Task goal –
Every line below needs to be printed again exactly, without any of its pictures.

Excerpts from an interface dataset –
-- Opening Marker --

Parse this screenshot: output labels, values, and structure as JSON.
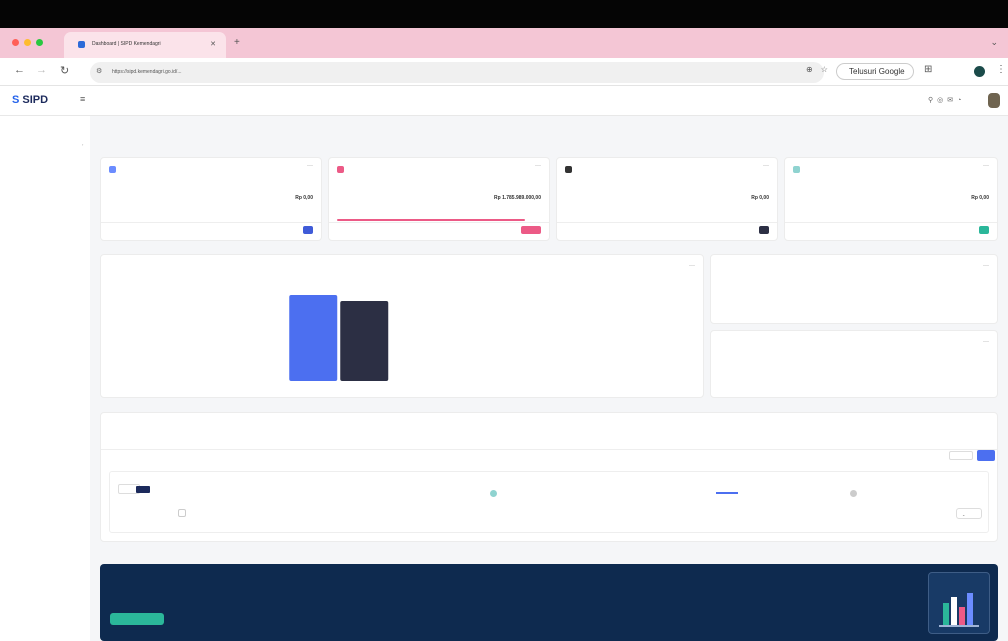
{
  "browser": {
    "tab_title": "Dashboard | SIPD Kemendagri",
    "url": "https://sipd.kemendagri.go.id/...",
    "lens_label": "Telusuri Google"
  },
  "app": {
    "logo_text": "SIPD",
    "institution_title": "",
    "institution_subtitle": ""
  },
  "sidebar": {
    "items": [
      {
        "label": "",
        "active": true
      },
      {
        "label": ""
      },
      {
        "label": ""
      },
      {
        "label": ""
      },
      {
        "label": ""
      },
      {
        "label": ""
      }
    ],
    "sections": [
      {
        "label": ""
      },
      {
        "label": ""
      },
      {
        "label": ""
      }
    ]
  },
  "breadcrumb": {
    "current": ""
  },
  "section_heading": "",
  "cards": [
    {
      "icon": "info-icon",
      "value": "Rp 0,00",
      "badge_color": "#3f5bd8",
      "icon_color": "#6b8cff",
      "accent": false
    },
    {
      "icon": "chart-icon",
      "value": "Rp 1.785.989.000,00",
      "badge_color": "#ec5a86",
      "icon_color": "#ec5a86",
      "accent": true
    },
    {
      "icon": "settings-icon",
      "value": "Rp 0,00",
      "badge_color": "#2c2f44",
      "icon_color": "#333333",
      "accent": false
    },
    {
      "icon": "refresh-icon",
      "value": "Rp 0,00",
      "badge_color": "#2bb79a",
      "icon_color": "#8fd3d0",
      "accent": false
    }
  ],
  "chart_panel": {
    "title": "",
    "icon": "bar-chart-icon",
    "colors": {
      "series_a": "#4c6ff0",
      "series_b": "#2c2f44"
    },
    "chart_data": {
      "type": "bar",
      "categories": [
        "",
        "",
        "",
        ""
      ],
      "series": [
        {
          "values": [
            0,
            100,
            0,
            0
          ]
        },
        {
          "values": [
            0,
            93,
            0,
            0
          ]
        }
      ]
    }
  },
  "calendar_panel": {
    "icon": "calendar-icon"
  },
  "qr_panel": {
    "icon": "calendar-icon"
  },
  "info_panel": {
    "title": "",
    "filter_button": "",
    "next_button": ""
  },
  "banner": {
    "title": "",
    "text": "",
    "button": ""
  }
}
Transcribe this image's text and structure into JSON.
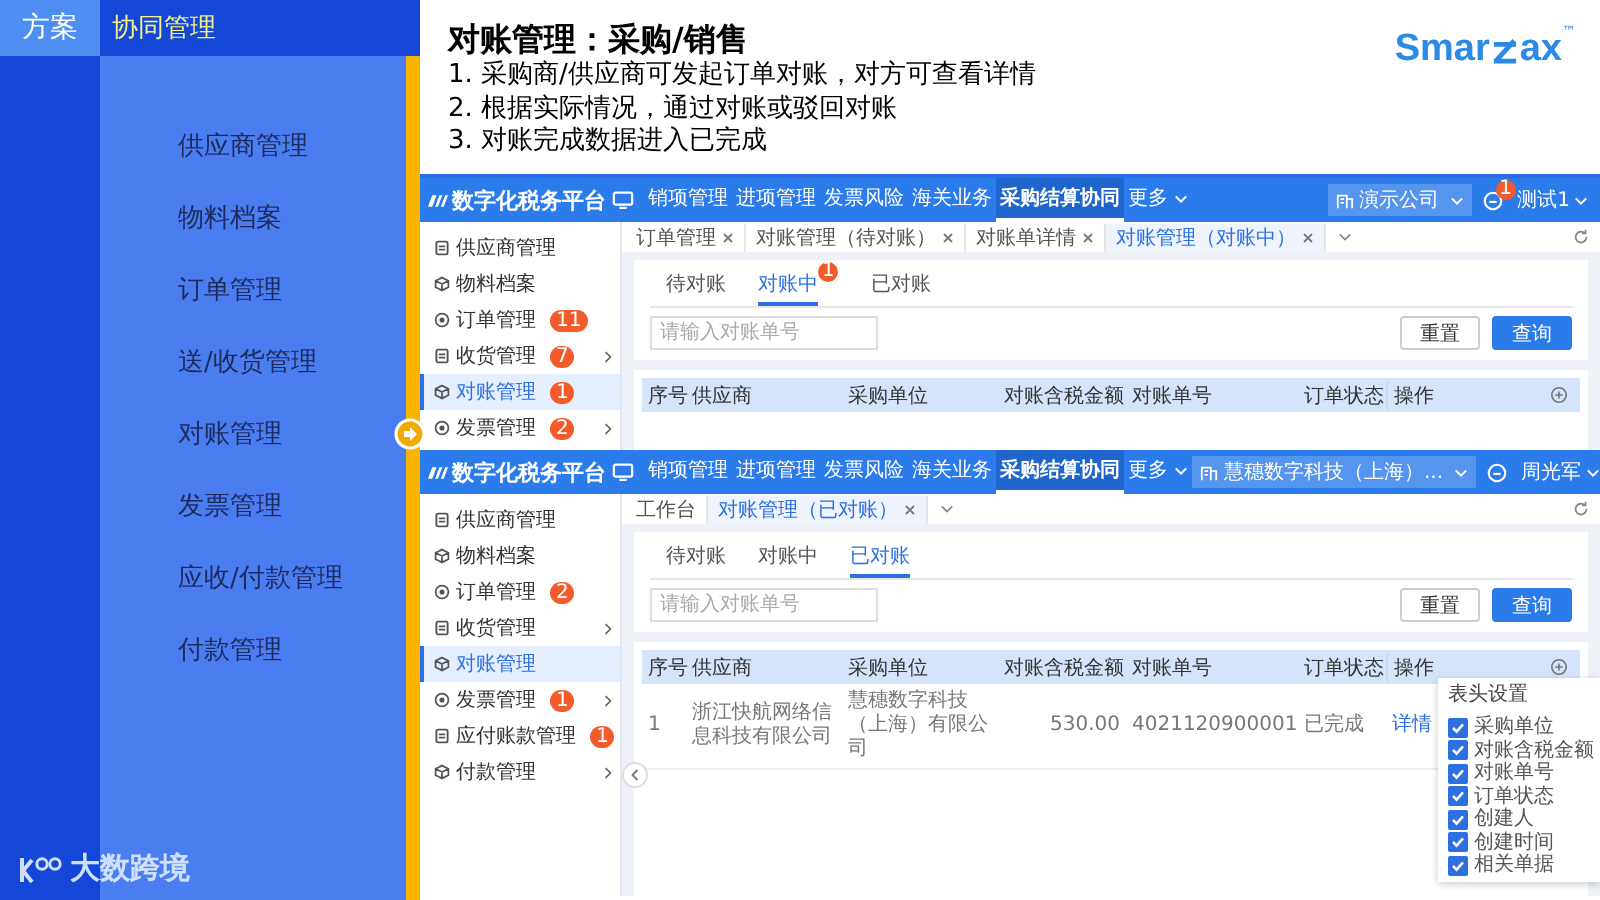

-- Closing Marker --

Reply to the task –
Parse this screenshot: output labels, values, and structure as JSON.
{
  "browser": {
    "tab_title": "Dashboard | SIPD Kemendagri",
    "url": "https://sipd.kemendagri.go.id/...",
    "lens_label": "Telusuri Google"
  },
  "app": {
    "logo_text": "SIPD",
    "institution_title": "",
    "institution_subtitle": ""
  },
  "sidebar": {
    "items": [
      {
        "label": "",
        "active": true
      },
      {
        "label": ""
      },
      {
        "label": ""
      },
      {
        "label": ""
      },
      {
        "label": ""
      },
      {
        "label": ""
      }
    ],
    "sections": [
      {
        "label": ""
      },
      {
        "label": ""
      },
      {
        "label": ""
      }
    ]
  },
  "breadcrumb": {
    "current": ""
  },
  "section_heading": "",
  "cards": [
    {
      "icon": "info-icon",
      "value": "Rp 0,00",
      "badge_color": "#3f5bd8",
      "icon_color": "#6b8cff",
      "accent": false
    },
    {
      "icon": "chart-icon",
      "value": "Rp 1.785.989.000,00",
      "badge_color": "#ec5a86",
      "icon_color": "#ec5a86",
      "accent": true
    },
    {
      "icon": "settings-icon",
      "value": "Rp 0,00",
      "badge_color": "#2c2f44",
      "icon_color": "#333333",
      "accent": false
    },
    {
      "icon": "refresh-icon",
      "value": "Rp 0,00",
      "badge_color": "#2bb79a",
      "icon_color": "#8fd3d0",
      "accent": false
    }
  ],
  "chart_panel": {
    "title": "",
    "icon": "bar-chart-icon",
    "colors": {
      "series_a": "#4c6ff0",
      "series_b": "#2c2f44"
    },
    "chart_data": {
      "type": "bar",
      "categories": [
        "",
        "",
        "",
        ""
      ],
      "series": [
        {
          "values": [
            0,
            100,
            0,
            0
          ]
        },
        {
          "values": [
            0,
            93,
            0,
            0
          ]
        }
      ]
    }
  },
  "calendar_panel": {
    "icon": "calendar-icon"
  },
  "qr_panel": {
    "icon": "calendar-icon"
  },
  "info_panel": {
    "title": "",
    "filter_button": "",
    "next_button": ""
  },
  "banner": {
    "title": "",
    "text": "",
    "button": ""
  }
}
Transcribe this image's text and structure into JSON.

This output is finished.